Again, fair enough. A quick repeat and I'll drop it.
If you want these things fine. But do NOT call the builder at 10:00 p.m. to
complain about the repetition or the leaky dampers. Accept them with
understanding and gratitude as an added part of what you call a necessary
compromise. It is the fault of mechanics and the real world, not of the
builders or a bunch of "idealists," that the transposers do not work
perfectly. If players accept that gracefully, then there is no harm done on
>I'm sorry but some of your responses are putting me on the verge of a rant
>myself, something which I try not to indulge in too often. Idealism is all
>very well--I admit to having aspirations to someday playing only with period
>instruments, but bucks are bucks and there are so few jobs for harpsichordists
>that I suspect that day may be far off, if it ever arrives. I have toyed with
>the idea of, when my new instrument is ready, leaving the Gough at 440 and
>making it my modern instrument harpsichord (poor dear), but, since it is small
>enough to fit into a hatchback, it is very likely that it will still have to
>serve me for period gigs outside of the city. As for being able to borrow
>harpsichords, some people seem to think, Don Simons's pointed remark on the
>subject notwithstanding, that there are just scores of them floating around,
>begging to be borrowed!
>As far as institutions go, the best thing would be to have two harpsichords,
>one at modern and one at low pitch, but these days you are lucky if your

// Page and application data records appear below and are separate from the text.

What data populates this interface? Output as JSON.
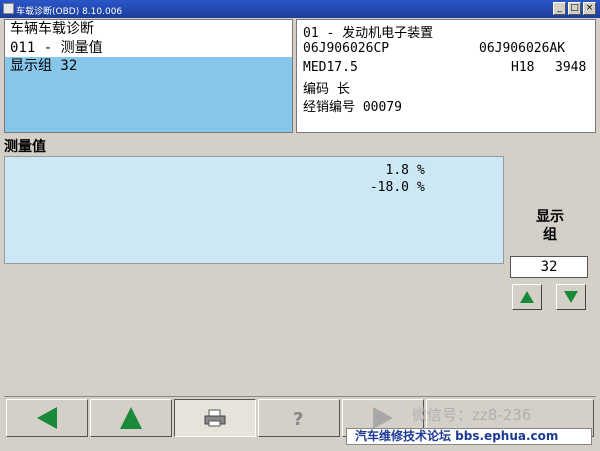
{
  "window": {
    "title": "车载诊断(OBD) 8.10.006",
    "buttons": {
      "minimize": "_",
      "maximize": "□",
      "close": "×"
    }
  },
  "left_panel": {
    "title": "车辆车载诊断",
    "function": "011 - 测量值",
    "selected": "显示组 32"
  },
  "right_panel": {
    "module": "01 - 发动机电子装置",
    "part_no_1": "06J906026CP",
    "part_no_2": "06J906026AK",
    "ecu": "MED17.5",
    "version_a": "H18",
    "version_b": "3948",
    "coding": "编码 长",
    "dealer": "经销编号 00079"
  },
  "values_section": {
    "title": "测量值",
    "rows": [
      {
        "value": "1.8",
        "unit": "%"
      },
      {
        "value": "-18.0",
        "unit": "%"
      }
    ]
  },
  "display_group": {
    "label_line1": "显示",
    "label_line2": "组",
    "value": "32"
  },
  "watermark": {
    "wechat": "微信号：zz8-236",
    "forum": "汽车维修技术论坛 bbs.ephua.com"
  },
  "colors": {
    "selected_row": "#86c6e8",
    "values_bg": "#cde8f5",
    "arrow_green": "#1a8a3a"
  }
}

>college even has one!
>Forgive these ravings, there are just a few things I feel absolutely adamant
>about, and this is one of them!